This may be good in that it makes the writing process easier by letting us dive in and experiment. It also creates an environment where we think as we type, not before we begin typing, and that in turn eliminates the need for solitary time, for moments of silence, for the space to think. When Dostoyevsky was imprisoned in Siberia, he was given no writing tools so he wrote whole novels in his head. When he was finally released, he already had the material, all he had to do was write it down. There was no time spent struggling with writers block trying to pull out every word and every sentence, that time of silence, contemplation and creation was already paid, all he had to do now was get his creations down on paper.

When writing materials were expensive, the writer had to be sure of what they were writing down, had to have formed a clear and valuable thought which they wanted to commit to paper. When the materials are cheap, or even free, the majority of things transmitted through them is likewise cheap. Not everything of course, but the majority, just like a filter that was once letting only a tiny stream of purified water through is now taken out and so the rest of the water now rushes in. This doesn’t just apply to all content that circulates in our society, but to content that we as individuals produce, for the filter does only act on the society as a whole, but also on the content that individual produces, that is, how selective the individual is with the material that they publish.

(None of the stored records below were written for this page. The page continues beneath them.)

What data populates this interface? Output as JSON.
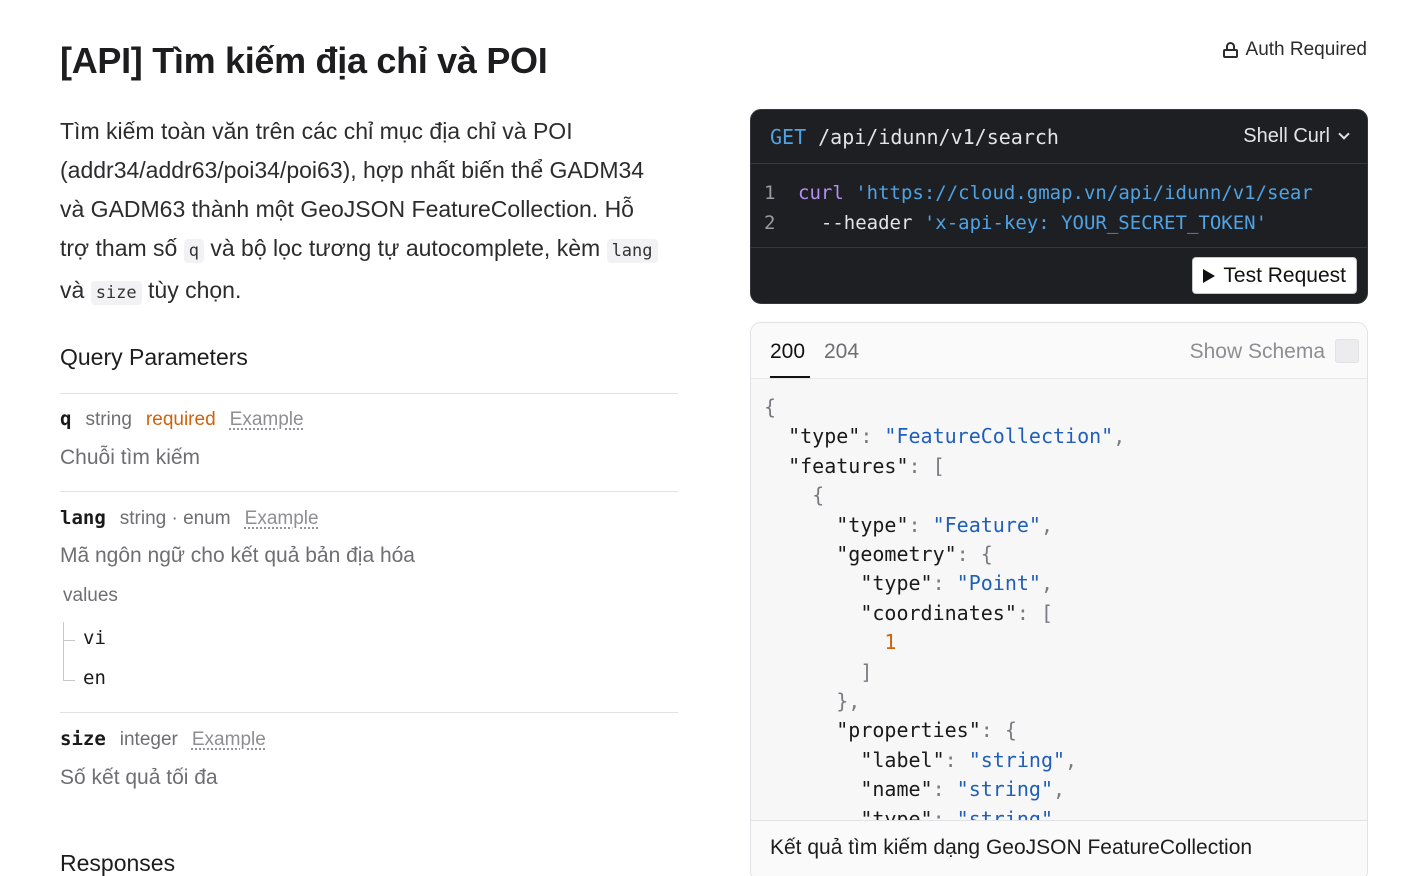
{
  "page": {
    "title": "[API] Tìm kiếm địa chỉ và POI",
    "auth_label": "Auth Required"
  },
  "description": {
    "part1": "Tìm kiếm toàn văn trên các chỉ mục địa chỉ và POI (addr34/addr63/poi34/poi63), hợp nhất biến thể GADM34 và GADM63 thành một GeoJSON FeatureCollection. Hỗ trợ tham số ",
    "code_q": "q",
    "part2": " và bộ lọc tương tự autocomplete, kèm ",
    "code_lang": "lang",
    "part3": " và ",
    "code_size": "size",
    "part4": " tùy chọn."
  },
  "query_parameters": {
    "title": "Query Parameters",
    "params": [
      {
        "name": "q",
        "type": "string",
        "required": "required",
        "example": "Example",
        "description": "Chuỗi tìm kiếm"
      },
      {
        "name": "lang",
        "type": "string · enum",
        "example": "Example",
        "description": "Mã ngôn ngữ cho kết quả bản địa hóa",
        "values_label": "values",
        "values": [
          "vi",
          "en"
        ]
      },
      {
        "name": "size",
        "type": "integer",
        "example": "Example",
        "description": "Số kết quả tối đa"
      }
    ]
  },
  "responses": {
    "title": "Responses"
  },
  "request_panel": {
    "method": "GET",
    "path": "/api/idunn/v1/search",
    "language": "Shell Curl",
    "lines": [
      {
        "no": "1",
        "cmd": "curl",
        "arg": "'https://cloud.gmap.vn/api/idunn/v1/sear"
      },
      {
        "no": "2",
        "cmd": "  --header",
        "arg": "'x-api-key: YOUR_SECRET_TOKEN'"
      }
    ],
    "test_button": "Test Request"
  },
  "response_panel": {
    "status_codes": [
      "200",
      "204"
    ],
    "selected_status": "200",
    "show_schema_label": "Show Schema",
    "json_example": [
      [
        [
          "p",
          "{"
        ]
      ],
      [
        [
          "k",
          "  \"type\""
        ],
        [
          "p",
          ": "
        ],
        [
          "s",
          "\"FeatureCollection\""
        ],
        [
          "p",
          ","
        ]
      ],
      [
        [
          "k",
          "  \"features\""
        ],
        [
          "p",
          ": ["
        ]
      ],
      [
        [
          "p",
          "    {"
        ]
      ],
      [
        [
          "k",
          "      \"type\""
        ],
        [
          "p",
          ": "
        ],
        [
          "s",
          "\"Feature\""
        ],
        [
          "p",
          ","
        ]
      ],
      [
        [
          "k",
          "      \"geometry\""
        ],
        [
          "p",
          ": {"
        ]
      ],
      [
        [
          "k",
          "        \"type\""
        ],
        [
          "p",
          ": "
        ],
        [
          "s",
          "\"Point\""
        ],
        [
          "p",
          ","
        ]
      ],
      [
        [
          "k",
          "        \"coordinates\""
        ],
        [
          "p",
          ": ["
        ]
      ],
      [
        [
          "n",
          "          1"
        ]
      ],
      [
        [
          "p",
          "        ]"
        ]
      ],
      [
        [
          "p",
          "      },"
        ]
      ],
      [
        [
          "k",
          "      \"properties\""
        ],
        [
          "p",
          ": {"
        ]
      ],
      [
        [
          "k",
          "        \"label\""
        ],
        [
          "p",
          ": "
        ],
        [
          "s",
          "\"string\""
        ],
        [
          "p",
          ","
        ]
      ],
      [
        [
          "k",
          "        \"name\""
        ],
        [
          "p",
          ": "
        ],
        [
          "s",
          "\"string\""
        ],
        [
          "p",
          ","
        ]
      ],
      [
        [
          "k",
          "        \"type\""
        ],
        [
          "p",
          ": "
        ],
        [
          "s",
          "\"string\""
        ],
        [
          "p",
          ","
        ]
      ]
    ],
    "footer_description": "Kết quả tìm kiếm dạng GeoJSON FeatureCollection"
  }
}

The problem with all the yellow journalism and sensationalist blogs is that of a missing selection process. The filter that was once imposed by physical means, that is, the high cost of materials, time and labor, has been taken out, and so we now face the great torrent of all manner of content good and bad that rushes at us from every side. With no selection, the valuable remains obfuscated in the sea of the mediocre, and so it is for us to build the dam to restraint it, to learn to judge and to select. The medium, which at one time acted as a filter to our advantage, is no longer going to help us select the very best. That is up to us now.

August 2012